Hiram College

This past week, students from Greater Cleveland participated in a pilot program at Hiram College to help prepare them for the demands of high school and begin considering the idea of college.

Run by College Now, an organization that provides students with guidance and access to funds to prepare for college, the four-day program focused on three ideas: academics, high school survival and college preparation. Thirty-five rising ninth grade  students from Wilbur Wright Elementary School in Cleveland, Heritage Middle School in East Cleveland and Shaker Heights Schools, attended.

In addition to completing career assessments to help them outline interests and goals, Hiram faculty and staff led activities and gave presentations about different areas of study, including biology and environmental studies, nursing, physics and culinary arts.

On Tuesday, June 14, Matt Sorrick, director of the Center for Science Education, led the students in a data collection activity at the James H. Barrow Biological Field Station. See below for a description of their experience. A full set of photos is available on Flickr.

After a presentation on forest development and growth, the students head into the woods to use what they’ve just learned.

On the trail, a Hiram student worker from the Field Station shows the group a tiny toad, which has likely just emerged from the water.

Students measure the width of the trees and the distance from a common point, to get a sample of the trees’ size.
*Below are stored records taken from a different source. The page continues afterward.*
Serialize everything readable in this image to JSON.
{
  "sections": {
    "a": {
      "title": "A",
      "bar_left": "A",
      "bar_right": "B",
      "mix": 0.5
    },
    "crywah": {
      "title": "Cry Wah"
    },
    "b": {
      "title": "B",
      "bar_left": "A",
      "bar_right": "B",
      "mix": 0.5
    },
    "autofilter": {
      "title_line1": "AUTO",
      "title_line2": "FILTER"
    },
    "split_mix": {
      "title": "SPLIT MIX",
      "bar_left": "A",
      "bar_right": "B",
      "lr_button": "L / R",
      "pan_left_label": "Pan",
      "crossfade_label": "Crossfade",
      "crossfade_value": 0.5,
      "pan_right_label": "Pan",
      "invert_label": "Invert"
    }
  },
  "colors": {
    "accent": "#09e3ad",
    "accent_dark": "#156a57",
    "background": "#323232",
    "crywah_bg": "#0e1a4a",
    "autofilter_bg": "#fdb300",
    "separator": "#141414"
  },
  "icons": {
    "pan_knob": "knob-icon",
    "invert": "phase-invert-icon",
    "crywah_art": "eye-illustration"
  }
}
Students  record their findings, according to a model explained to them by Matt Sorrick, director of the Center for Science Education.

After the students noticed a distinct smell in the woods, Sorrick explained that wild onions grow in the forest.

Students take turns holding a grown-up toad, which they found living in the forest.